If your neighbor is a 'Messy Marvin' or a 'Junky Jane,' there's now more of a reason for them to clean up their yards.
Bill 3, which increases the maximum daily fine for neighborhood blight, was signed into law Friday by Honolulu Mayor Kirk Caldwell. Instead of a maximum fine of up to $1,000 per day, violators now face a fine of up to $5,000 per day. Complaints are handled by the city's Department of Planning and Permitting.
"This is not going after somebody who has weeds this tall in their yard," Caldwell told reporters, while holding a hand up to his waist. "It's going after the most egregious bad actors."
Some have dubbed the legislation the "Genshiro Kawamoto" bill, after the eccentric Japanese billionaire who allowed several of his Kahala properties to fall into disrepair. DPP says Kawamoto has corrected all 67 violations he was cited for over the past several years, and paid about $42,000 in fines. Caldwell said enforcement of Bill 3 would take place islandwide.

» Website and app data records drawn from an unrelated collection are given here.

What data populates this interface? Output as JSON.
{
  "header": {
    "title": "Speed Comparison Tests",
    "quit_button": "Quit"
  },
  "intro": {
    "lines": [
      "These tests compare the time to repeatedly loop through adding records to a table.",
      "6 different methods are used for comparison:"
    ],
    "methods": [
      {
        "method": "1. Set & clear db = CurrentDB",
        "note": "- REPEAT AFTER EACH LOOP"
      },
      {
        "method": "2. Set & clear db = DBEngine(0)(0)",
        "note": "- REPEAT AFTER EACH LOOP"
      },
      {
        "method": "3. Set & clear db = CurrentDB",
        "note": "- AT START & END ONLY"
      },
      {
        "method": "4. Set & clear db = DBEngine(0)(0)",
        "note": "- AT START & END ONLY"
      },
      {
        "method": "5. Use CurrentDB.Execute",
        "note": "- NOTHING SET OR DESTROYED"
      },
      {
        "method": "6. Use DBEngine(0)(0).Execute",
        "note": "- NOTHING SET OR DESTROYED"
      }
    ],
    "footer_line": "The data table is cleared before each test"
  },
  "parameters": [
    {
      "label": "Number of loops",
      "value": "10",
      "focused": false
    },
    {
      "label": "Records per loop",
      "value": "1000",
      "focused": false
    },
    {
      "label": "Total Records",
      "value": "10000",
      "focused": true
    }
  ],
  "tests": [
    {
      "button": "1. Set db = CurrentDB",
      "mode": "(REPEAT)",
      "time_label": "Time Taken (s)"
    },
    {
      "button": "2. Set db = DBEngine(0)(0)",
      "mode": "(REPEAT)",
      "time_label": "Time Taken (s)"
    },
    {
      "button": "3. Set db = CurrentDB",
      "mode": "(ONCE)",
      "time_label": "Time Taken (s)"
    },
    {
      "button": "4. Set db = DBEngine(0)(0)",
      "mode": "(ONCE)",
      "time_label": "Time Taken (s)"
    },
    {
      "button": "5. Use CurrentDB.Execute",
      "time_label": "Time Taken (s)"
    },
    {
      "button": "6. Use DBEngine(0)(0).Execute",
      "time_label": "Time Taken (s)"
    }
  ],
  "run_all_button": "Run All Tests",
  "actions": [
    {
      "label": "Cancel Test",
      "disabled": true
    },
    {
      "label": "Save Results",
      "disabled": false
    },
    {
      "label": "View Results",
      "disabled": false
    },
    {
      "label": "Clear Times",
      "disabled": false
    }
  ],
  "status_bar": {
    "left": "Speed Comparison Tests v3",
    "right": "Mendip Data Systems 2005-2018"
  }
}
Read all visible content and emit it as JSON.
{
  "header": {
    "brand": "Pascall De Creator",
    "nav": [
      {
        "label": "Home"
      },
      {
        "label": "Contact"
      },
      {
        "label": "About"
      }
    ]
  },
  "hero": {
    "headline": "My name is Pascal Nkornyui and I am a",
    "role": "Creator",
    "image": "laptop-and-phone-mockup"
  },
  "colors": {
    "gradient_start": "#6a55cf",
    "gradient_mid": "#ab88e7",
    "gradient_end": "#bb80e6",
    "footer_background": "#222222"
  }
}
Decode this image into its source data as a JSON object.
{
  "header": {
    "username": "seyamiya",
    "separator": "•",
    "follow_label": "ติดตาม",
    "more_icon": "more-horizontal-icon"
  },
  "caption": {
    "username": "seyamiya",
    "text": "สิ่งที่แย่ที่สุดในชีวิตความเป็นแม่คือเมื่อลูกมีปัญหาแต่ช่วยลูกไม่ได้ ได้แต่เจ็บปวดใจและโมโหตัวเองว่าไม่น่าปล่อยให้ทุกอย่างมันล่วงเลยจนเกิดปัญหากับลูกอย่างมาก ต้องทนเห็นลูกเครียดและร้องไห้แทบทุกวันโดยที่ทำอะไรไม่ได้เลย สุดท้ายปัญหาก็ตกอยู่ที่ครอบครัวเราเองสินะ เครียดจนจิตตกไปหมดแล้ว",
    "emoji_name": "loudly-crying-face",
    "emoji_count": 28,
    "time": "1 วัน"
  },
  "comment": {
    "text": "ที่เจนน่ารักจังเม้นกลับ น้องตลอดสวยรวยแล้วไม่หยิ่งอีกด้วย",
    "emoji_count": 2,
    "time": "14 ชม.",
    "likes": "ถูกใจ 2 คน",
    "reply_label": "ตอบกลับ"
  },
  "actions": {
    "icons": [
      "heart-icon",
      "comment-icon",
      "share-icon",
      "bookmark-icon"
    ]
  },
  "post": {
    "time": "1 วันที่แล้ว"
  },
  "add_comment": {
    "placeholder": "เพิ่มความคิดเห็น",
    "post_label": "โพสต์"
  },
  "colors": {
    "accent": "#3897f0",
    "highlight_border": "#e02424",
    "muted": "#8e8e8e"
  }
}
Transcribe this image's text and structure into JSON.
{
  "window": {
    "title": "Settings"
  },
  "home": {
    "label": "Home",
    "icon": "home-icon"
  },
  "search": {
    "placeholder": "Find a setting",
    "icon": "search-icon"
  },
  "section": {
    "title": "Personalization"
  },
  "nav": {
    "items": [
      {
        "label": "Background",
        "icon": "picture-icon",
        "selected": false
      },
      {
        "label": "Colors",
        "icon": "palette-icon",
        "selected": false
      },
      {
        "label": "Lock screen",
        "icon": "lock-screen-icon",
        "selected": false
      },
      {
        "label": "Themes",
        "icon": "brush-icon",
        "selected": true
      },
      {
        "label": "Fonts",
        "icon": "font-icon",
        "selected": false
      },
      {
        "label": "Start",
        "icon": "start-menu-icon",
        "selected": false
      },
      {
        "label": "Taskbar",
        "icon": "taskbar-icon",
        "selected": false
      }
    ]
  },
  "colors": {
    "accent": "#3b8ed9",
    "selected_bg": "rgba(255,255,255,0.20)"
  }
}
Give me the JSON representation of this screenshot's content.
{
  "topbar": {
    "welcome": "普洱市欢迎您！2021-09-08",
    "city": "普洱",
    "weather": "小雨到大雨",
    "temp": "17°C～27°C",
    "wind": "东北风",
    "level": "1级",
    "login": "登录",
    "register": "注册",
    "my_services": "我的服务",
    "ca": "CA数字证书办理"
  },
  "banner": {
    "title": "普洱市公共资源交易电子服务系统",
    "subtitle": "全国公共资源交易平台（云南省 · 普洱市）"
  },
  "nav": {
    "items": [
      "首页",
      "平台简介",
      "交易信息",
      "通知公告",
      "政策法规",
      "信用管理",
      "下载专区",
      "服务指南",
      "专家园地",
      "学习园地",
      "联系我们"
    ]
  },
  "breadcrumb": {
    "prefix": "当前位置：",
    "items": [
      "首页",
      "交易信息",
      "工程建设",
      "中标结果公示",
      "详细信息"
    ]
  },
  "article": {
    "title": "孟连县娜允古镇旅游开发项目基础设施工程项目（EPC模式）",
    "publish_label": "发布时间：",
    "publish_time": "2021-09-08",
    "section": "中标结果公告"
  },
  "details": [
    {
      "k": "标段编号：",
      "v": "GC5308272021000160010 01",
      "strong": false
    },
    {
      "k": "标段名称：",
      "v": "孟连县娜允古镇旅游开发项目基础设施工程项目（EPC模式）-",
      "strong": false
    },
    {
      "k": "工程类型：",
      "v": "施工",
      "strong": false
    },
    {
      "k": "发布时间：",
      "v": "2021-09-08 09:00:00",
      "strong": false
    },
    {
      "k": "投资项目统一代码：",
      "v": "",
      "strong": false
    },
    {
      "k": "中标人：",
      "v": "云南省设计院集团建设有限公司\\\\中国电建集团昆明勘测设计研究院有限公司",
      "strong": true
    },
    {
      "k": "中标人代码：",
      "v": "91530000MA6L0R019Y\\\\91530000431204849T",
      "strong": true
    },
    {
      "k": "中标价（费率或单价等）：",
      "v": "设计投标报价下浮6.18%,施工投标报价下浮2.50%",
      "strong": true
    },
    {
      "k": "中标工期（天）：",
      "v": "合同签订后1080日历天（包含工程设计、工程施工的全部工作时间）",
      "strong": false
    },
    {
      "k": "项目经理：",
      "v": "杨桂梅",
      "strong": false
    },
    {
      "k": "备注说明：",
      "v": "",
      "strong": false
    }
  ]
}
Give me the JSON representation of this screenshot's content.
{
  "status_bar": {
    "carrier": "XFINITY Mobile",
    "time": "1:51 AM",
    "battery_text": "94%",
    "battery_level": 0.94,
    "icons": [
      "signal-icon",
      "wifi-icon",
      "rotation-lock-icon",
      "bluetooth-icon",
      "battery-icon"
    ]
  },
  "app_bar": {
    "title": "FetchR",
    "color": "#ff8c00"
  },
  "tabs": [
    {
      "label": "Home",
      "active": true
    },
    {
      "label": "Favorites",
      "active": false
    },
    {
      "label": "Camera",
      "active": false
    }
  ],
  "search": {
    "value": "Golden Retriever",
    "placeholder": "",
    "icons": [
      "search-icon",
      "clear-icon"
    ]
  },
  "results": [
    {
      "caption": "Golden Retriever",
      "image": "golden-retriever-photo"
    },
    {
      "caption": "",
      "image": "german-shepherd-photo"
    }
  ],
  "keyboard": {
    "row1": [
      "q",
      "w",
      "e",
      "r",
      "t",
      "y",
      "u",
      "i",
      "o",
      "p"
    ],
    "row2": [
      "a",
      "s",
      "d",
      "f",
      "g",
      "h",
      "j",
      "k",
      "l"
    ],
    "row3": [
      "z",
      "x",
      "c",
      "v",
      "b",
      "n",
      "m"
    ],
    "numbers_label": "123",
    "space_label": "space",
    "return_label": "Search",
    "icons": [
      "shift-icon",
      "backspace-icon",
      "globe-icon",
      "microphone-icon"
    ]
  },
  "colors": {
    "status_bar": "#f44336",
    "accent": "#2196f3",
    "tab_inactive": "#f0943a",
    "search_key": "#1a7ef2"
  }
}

"There are always a few bad actors in our community, and they're around this entire island," said the mayor. "They're going to feel the full measure of the law now. Five thousand dollars every day, it adds up pretty darn quickly."
"The maximum fine is levied by the inspectors at their discretion only against the most egregious repeat offenders, so mom and pop are not going to be affected," said Councilman Stanley Chang, who drafted the bill.
Deputy DPP Director Arthur Challacombe said complaints about neighborhood blight can be made in person at the Frank F. Fasi Municipal Building, by email or by calling the DPP office. Residents can also visit the city's information and complaints web page to fill out a form. All complaints will be kept anonymous.
"If one person is messing it up, it makes the whole area look really bad, so I will call," said Joseph Walton, a Waikiki resident who has dealt with his neighbor's messy yard for years. "I think this new law is going to be very important for everybody to clean up their own mess."
Challacombe said 13 inspectors within DPP's residential enforcement branch can respond adequately to all complaints the agency receives under Bill 3, even if those complaints become more frequent.
"We will still be doing the same good work that our inspectors do, it's just now we have a better tool to work with," he said.
The fine for a first-time violator will likely start at $50 and only the messiest Marvins in a neighborhood will reach the maximum of $5,000 per day.
Correction: An earlier version of the story said the previous maximum fine was $2,000 per day.